If a line of the data below holds the word "screenshot", list it.

◆ Interface dataset entries ◆
* * *

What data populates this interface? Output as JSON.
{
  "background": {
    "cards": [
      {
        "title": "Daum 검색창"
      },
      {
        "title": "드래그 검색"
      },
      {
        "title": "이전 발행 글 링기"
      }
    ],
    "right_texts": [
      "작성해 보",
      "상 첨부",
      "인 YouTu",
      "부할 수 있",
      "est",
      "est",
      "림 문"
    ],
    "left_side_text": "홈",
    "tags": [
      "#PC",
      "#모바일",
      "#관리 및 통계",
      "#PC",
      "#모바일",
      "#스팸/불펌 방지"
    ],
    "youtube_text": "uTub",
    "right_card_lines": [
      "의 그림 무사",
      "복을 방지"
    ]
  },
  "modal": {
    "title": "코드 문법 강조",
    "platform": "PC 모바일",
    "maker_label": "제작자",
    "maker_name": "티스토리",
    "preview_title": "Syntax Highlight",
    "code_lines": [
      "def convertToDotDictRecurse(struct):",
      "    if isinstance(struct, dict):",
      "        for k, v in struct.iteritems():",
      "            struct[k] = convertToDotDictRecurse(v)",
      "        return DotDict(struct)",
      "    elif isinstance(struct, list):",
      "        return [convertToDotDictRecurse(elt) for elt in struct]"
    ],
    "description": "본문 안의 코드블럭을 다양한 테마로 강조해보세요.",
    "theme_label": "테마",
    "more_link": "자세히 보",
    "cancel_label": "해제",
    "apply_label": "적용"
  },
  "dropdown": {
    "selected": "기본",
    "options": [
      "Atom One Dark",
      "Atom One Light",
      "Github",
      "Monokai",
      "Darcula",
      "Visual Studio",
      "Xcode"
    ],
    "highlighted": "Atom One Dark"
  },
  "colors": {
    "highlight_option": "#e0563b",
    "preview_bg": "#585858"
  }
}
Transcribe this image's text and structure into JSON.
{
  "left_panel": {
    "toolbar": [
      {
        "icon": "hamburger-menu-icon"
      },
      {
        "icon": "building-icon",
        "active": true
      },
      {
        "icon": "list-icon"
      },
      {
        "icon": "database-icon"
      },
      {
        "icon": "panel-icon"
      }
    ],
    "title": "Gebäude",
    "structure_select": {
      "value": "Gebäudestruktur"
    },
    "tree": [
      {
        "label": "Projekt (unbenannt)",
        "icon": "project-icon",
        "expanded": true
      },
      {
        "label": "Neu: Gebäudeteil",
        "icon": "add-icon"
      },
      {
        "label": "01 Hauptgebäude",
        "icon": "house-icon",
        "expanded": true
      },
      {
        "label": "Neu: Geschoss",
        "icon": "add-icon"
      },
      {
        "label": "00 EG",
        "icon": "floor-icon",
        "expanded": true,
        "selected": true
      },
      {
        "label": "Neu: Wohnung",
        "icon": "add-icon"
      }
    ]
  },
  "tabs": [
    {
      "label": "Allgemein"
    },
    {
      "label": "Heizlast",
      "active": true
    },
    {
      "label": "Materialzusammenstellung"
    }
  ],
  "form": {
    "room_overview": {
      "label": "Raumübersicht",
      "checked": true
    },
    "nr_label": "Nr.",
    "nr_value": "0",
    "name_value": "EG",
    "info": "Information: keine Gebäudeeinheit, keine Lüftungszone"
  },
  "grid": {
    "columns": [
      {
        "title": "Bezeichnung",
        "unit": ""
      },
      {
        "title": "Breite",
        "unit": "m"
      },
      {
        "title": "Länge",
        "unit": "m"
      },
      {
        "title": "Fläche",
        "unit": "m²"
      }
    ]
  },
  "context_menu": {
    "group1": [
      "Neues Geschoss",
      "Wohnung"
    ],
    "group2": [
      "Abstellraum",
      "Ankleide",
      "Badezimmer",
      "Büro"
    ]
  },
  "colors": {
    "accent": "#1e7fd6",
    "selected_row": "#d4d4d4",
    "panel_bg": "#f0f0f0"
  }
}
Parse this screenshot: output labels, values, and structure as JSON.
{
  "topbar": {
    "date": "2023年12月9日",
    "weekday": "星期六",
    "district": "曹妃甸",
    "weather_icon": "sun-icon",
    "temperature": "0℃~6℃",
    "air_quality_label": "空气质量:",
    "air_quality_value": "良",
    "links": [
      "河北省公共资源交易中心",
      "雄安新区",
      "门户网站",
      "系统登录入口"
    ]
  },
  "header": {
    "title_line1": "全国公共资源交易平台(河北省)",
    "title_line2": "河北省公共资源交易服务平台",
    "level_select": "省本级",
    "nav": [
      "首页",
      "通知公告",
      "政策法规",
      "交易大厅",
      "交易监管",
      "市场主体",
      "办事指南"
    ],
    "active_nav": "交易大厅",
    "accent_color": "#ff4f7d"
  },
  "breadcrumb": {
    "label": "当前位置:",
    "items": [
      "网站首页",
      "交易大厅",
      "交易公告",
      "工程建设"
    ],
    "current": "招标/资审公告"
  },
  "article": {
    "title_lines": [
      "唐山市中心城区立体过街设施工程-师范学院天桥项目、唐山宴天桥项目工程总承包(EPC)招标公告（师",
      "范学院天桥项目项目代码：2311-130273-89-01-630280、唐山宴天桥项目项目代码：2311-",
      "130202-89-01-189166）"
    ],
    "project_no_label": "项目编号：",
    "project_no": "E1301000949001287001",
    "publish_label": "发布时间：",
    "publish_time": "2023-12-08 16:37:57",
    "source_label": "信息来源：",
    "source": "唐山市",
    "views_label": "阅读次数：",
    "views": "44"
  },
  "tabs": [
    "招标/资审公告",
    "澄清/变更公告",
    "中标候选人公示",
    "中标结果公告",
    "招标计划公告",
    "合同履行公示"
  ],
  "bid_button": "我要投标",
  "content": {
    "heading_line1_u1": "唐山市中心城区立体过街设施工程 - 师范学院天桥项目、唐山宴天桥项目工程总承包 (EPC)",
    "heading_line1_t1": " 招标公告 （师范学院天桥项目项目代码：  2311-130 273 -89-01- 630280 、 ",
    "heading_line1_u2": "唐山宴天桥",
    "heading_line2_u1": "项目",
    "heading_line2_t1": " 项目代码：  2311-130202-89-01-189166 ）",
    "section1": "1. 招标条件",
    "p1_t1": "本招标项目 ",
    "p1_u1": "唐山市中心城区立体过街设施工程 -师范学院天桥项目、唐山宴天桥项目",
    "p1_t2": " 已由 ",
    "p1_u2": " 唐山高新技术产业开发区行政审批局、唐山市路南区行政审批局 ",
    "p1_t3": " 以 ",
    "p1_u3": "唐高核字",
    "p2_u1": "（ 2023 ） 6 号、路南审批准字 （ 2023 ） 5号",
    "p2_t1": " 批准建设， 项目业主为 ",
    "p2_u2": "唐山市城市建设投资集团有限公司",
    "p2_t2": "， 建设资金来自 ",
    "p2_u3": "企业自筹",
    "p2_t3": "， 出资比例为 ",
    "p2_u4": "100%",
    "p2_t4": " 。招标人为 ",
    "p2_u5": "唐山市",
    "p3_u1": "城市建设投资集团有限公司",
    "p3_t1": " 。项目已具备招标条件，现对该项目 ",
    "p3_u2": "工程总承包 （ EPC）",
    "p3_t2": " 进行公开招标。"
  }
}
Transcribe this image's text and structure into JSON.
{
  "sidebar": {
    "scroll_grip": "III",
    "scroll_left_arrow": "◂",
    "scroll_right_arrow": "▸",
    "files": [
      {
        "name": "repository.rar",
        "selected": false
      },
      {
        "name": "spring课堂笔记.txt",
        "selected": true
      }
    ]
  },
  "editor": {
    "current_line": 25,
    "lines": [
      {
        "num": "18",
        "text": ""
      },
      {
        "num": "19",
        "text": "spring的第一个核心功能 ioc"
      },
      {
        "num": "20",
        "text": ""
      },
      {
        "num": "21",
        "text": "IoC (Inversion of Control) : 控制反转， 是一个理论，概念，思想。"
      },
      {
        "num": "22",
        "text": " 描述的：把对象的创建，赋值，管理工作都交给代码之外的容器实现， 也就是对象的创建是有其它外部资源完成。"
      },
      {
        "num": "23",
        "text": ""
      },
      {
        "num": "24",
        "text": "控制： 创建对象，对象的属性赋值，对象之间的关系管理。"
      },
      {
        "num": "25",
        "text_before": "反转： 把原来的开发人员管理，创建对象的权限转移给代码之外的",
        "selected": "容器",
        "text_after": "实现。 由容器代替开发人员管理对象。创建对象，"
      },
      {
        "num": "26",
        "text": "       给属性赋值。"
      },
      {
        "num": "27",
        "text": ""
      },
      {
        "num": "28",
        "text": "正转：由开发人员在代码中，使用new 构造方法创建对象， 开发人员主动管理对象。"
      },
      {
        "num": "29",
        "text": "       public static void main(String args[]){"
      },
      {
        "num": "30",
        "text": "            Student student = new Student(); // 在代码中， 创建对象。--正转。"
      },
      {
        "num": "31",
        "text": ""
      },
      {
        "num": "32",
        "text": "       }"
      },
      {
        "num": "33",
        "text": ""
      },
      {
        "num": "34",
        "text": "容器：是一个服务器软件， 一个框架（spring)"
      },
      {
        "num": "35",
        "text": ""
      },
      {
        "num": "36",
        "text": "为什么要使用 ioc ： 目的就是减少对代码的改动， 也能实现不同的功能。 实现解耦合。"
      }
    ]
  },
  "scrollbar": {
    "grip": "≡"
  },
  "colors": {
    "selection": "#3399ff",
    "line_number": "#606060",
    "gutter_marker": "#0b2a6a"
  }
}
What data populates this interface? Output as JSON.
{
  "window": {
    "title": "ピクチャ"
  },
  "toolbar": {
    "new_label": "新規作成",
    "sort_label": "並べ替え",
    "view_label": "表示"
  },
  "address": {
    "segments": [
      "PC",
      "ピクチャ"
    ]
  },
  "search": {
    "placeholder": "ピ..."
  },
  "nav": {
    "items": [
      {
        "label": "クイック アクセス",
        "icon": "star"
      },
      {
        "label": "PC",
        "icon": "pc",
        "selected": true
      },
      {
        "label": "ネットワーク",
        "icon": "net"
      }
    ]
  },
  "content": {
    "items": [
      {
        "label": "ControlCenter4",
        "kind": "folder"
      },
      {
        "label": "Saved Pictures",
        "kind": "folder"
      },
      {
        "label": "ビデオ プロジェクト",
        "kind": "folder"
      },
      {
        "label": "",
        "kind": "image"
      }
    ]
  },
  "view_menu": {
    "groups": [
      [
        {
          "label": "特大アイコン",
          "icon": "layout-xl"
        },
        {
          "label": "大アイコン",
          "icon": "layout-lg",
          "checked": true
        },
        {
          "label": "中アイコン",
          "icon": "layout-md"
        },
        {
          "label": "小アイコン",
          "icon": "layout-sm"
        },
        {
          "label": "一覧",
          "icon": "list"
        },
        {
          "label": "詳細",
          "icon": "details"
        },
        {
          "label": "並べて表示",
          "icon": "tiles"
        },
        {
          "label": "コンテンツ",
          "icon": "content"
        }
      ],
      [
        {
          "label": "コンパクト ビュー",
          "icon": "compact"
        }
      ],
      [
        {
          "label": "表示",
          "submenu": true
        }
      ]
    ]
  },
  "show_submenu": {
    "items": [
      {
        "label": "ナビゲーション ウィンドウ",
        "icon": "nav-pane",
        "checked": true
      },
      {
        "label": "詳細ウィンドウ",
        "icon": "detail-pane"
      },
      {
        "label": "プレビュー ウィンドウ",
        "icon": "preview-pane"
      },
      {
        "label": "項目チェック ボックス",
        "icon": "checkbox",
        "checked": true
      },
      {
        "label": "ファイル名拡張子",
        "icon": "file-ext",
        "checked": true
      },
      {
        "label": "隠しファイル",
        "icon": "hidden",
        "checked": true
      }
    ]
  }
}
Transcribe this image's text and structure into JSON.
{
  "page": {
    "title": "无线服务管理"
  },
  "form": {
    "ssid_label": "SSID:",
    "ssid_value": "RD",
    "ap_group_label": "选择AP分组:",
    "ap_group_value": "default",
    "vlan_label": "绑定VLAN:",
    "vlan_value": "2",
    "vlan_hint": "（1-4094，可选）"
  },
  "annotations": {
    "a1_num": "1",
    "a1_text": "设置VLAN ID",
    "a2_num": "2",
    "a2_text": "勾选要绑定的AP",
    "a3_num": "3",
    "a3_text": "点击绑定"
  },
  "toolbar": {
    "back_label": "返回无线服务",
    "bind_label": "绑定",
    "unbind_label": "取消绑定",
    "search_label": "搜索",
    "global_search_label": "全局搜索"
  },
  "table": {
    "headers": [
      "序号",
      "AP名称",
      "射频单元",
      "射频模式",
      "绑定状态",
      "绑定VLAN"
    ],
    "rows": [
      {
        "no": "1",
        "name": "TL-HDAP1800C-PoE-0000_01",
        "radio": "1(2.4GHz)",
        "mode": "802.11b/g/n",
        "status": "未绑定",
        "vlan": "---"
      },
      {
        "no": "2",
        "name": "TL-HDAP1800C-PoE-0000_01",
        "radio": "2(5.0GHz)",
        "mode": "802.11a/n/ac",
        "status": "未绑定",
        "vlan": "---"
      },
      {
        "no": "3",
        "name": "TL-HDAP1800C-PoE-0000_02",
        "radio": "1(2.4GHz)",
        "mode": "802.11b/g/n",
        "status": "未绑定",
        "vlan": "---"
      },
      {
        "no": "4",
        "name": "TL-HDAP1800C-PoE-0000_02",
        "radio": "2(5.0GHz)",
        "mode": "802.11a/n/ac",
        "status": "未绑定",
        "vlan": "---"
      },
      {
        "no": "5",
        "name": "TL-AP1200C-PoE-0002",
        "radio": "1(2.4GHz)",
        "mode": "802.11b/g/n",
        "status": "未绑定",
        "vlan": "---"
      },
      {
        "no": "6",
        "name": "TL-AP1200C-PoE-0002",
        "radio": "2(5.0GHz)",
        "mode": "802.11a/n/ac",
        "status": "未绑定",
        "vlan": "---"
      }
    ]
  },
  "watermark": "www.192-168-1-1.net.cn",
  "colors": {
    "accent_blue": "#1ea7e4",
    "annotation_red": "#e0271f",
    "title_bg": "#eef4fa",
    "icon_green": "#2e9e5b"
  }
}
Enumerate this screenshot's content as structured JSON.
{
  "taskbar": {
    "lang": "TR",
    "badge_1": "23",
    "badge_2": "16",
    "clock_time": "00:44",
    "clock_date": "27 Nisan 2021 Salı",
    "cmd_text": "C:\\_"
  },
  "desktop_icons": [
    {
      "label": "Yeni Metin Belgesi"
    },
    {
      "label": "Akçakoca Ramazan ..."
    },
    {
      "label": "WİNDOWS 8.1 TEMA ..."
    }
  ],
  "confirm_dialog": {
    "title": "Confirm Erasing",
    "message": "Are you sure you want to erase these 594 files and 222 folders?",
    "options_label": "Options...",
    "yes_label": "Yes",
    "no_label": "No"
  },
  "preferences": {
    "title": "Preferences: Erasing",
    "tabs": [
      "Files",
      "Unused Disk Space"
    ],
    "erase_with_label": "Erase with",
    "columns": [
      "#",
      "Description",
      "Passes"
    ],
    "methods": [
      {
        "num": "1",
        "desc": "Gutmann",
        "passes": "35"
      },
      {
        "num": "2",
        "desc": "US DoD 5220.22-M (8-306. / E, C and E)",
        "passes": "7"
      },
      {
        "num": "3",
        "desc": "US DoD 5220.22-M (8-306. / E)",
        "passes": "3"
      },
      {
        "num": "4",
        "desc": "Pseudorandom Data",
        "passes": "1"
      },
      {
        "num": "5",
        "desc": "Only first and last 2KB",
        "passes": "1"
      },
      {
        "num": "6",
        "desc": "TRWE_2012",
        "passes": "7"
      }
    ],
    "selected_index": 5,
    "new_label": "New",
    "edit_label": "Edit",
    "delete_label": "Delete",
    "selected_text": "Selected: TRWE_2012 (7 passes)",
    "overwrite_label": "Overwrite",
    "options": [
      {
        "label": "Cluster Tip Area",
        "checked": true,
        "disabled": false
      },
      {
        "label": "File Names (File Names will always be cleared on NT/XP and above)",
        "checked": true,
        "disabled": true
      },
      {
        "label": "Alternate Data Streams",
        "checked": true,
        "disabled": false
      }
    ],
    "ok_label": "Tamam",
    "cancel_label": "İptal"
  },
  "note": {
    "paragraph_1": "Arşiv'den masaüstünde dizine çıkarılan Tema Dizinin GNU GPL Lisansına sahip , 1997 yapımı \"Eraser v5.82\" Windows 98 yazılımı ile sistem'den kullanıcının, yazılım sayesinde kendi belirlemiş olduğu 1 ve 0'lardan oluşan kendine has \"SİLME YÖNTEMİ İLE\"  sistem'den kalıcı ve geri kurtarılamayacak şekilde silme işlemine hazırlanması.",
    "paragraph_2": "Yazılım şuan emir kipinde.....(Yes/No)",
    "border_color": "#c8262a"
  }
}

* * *

◆ ANSWER BELOW ◆
Parse this screenshot: output labels, values, and structure as JSON.
Enumerate this screenshot's content as structured JSON.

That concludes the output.